Material shown:
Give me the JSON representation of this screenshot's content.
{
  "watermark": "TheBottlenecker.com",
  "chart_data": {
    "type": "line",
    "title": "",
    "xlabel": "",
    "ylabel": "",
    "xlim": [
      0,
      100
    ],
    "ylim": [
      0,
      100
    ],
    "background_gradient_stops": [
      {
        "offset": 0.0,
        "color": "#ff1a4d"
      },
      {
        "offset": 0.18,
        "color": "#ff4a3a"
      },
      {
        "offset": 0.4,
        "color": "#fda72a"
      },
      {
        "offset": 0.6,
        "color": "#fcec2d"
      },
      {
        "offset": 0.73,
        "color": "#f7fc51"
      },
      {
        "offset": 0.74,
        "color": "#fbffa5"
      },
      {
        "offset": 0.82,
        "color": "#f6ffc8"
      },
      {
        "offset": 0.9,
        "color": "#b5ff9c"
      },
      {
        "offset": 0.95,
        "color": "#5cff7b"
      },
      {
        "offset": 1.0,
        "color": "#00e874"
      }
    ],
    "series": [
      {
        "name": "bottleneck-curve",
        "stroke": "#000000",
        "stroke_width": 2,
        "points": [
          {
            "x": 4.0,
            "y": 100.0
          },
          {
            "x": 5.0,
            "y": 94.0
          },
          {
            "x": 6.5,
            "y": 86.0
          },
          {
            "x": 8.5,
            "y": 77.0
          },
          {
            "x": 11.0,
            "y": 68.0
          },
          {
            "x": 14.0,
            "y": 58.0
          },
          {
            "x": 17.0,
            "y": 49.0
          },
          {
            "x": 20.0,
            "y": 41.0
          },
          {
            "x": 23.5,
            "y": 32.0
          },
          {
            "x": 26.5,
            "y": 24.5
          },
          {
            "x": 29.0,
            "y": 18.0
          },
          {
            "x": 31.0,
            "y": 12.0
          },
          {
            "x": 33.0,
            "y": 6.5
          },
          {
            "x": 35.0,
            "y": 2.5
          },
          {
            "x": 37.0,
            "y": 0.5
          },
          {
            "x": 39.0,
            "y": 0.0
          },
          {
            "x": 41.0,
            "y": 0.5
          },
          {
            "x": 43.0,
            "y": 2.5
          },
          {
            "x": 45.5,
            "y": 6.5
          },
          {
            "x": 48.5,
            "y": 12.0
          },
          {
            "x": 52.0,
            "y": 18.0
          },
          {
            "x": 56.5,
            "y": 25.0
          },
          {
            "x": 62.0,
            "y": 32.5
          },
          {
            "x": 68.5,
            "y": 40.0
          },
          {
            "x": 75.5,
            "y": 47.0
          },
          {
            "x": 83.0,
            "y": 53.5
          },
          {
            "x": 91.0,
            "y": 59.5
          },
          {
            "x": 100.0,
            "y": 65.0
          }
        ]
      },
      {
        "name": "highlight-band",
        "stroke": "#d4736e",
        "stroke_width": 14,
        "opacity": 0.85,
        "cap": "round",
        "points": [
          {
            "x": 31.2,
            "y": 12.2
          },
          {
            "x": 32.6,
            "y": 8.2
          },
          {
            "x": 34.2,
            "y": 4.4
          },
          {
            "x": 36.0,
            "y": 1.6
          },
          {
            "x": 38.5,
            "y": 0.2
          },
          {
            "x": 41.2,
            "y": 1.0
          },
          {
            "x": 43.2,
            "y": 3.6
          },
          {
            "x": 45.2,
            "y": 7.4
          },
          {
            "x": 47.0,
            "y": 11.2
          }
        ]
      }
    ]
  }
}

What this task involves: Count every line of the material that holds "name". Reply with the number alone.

Worked solution: 2